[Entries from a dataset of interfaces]
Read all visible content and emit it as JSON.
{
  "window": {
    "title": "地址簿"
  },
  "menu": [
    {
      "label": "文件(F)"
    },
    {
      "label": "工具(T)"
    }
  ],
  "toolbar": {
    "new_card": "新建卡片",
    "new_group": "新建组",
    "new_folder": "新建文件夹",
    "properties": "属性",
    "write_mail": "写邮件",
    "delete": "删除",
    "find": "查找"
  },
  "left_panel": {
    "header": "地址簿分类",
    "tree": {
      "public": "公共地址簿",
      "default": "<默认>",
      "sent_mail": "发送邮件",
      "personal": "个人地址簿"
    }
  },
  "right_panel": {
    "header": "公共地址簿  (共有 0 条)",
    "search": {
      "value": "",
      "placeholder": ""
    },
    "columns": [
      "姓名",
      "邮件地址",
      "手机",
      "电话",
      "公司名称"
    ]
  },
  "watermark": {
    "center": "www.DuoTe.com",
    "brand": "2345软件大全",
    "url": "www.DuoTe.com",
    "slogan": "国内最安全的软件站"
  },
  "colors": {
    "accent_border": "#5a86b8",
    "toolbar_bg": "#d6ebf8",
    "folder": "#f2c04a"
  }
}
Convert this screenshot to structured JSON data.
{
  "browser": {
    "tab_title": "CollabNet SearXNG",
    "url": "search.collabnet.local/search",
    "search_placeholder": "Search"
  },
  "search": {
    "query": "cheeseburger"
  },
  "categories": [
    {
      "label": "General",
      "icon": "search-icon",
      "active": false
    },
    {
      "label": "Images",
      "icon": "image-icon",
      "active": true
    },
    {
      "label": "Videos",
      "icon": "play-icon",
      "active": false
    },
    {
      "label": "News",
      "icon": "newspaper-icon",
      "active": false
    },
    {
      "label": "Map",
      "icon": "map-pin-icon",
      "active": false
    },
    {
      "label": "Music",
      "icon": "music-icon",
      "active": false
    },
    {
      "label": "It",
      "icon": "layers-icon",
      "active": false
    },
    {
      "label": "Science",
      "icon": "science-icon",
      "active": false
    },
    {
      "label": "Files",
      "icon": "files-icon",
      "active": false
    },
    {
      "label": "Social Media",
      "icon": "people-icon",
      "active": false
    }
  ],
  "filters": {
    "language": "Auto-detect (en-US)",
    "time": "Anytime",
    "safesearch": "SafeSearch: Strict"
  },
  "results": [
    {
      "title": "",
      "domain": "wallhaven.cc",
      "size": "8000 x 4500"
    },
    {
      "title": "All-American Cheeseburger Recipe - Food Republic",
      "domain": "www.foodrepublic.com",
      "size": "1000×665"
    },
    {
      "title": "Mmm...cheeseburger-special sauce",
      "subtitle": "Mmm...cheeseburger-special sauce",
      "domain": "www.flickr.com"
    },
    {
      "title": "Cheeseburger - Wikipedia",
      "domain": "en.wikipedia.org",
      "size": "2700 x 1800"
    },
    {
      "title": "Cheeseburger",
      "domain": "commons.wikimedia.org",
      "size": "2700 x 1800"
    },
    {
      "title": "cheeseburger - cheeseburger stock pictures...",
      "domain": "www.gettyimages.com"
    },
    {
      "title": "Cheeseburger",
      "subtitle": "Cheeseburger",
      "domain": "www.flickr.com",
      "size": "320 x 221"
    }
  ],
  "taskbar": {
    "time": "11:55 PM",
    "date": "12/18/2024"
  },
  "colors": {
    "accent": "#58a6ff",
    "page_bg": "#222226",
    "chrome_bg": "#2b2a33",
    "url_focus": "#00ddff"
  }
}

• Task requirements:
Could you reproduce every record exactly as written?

• Output:
Read all visible content and emit it as JSON.
{
  "window": {
    "title": "地址簿"
  },
  "menu": [
    {
      "label": "文件(F)"
    },
    {
      "label": "工具(T)"
    }
  ],
  "toolbar": {
    "new_card": "新建卡片",
    "new_group": "新建组",
    "new_folder": "新建文件夹",
    "properties": "属性",
    "write_mail": "写邮件",
    "delete": "删除",
    "find": "查找"
  },
  "left_panel": {
    "header": "地址簿分类",
    "tree": {
      "public": "公共地址簿",
      "default": "<默认>",
      "sent_mail": "发送邮件",
      "personal": "个人地址簿"
    }
  },
  "right_panel": {
    "header": "公共地址簿  (共有 0 条)",
    "search": {
      "value": "",
      "placeholder": ""
    },
    "columns": [
      "姓名",
      "邮件地址",
      "手机",
      "电话",
      "公司名称"
    ]
  },
  "watermark": {
    "center": "www.DuoTe.com",
    "brand": "2345软件大全",
    "url": "www.DuoTe.com",
    "slogan": "国内最安全的软件站"
  },
  "colors": {
    "accent_border": "#5a86b8",
    "toolbar_bg": "#d6ebf8",
    "folder": "#f2c04a"
  }
}
Convert this screenshot to structured JSON data.
{
  "browser": {
    "tab_title": "CollabNet SearXNG",
    "url": "search.collabnet.local/search",
    "search_placeholder": "Search"
  },
  "search": {
    "query": "cheeseburger"
  },
  "categories": [
    {
      "label": "General",
      "icon": "search-icon",
      "active": false
    },
    {
      "label": "Images",
      "icon": "image-icon",
      "active": true
    },
    {
      "label": "Videos",
      "icon": "play-icon",
      "active": false
    },
    {
      "label": "News",
      "icon": "newspaper-icon",
      "active": false
    },
    {
      "label": "Map",
      "icon": "map-pin-icon",
      "active": false
    },
    {
      "label": "Music",
      "icon": "music-icon",
      "active": false
    },
    {
      "label": "It",
      "icon": "layers-icon",
      "active": false
    },
    {
      "label": "Science",
      "icon": "science-icon",
      "active": false
    },
    {
      "label": "Files",
      "icon": "files-icon",
      "active": false
    },
    {
      "label": "Social Media",
      "icon": "people-icon",
      "active": false
    }
  ],
  "filters": {
    "language": "Auto-detect (en-US)",
    "time": "Anytime",
    "safesearch": "SafeSearch: Strict"
  },
  "results": [
    {
      "title": "",
      "domain": "wallhaven.cc",
      "size": "8000 x 4500"
    },
    {
      "title": "All-American Cheeseburger Recipe - Food Republic",
      "domain": "www.foodrepublic.com",
      "size": "1000×665"
    },
    {
      "title": "Mmm...cheeseburger-special sauce",
      "subtitle": "Mmm...cheeseburger-special sauce",
      "domain": "www.flickr.com"
    },
    {
      "title": "Cheeseburger - Wikipedia",
      "domain": "en.wikipedia.org",
      "size": "2700 x 1800"
    },
    {
      "title": "Cheeseburger",
      "domain": "commons.wikimedia.org",
      "size": "2700 x 1800"
    },
    {
      "title": "cheeseburger - cheeseburger stock pictures...",
      "domain": "www.gettyimages.com"
    },
    {
      "title": "Cheeseburger",
      "subtitle": "Cheeseburger",
      "domain": "www.flickr.com",
      "size": "320 x 221"
    }
  ],
  "taskbar": {
    "time": "11:55 PM",
    "date": "12/18/2024"
  },
  "colors": {
    "accent": "#58a6ff",
    "page_bg": "#222226",
    "chrome_bg": "#2b2a33",
    "url_focus": "#00ddff"
  }
}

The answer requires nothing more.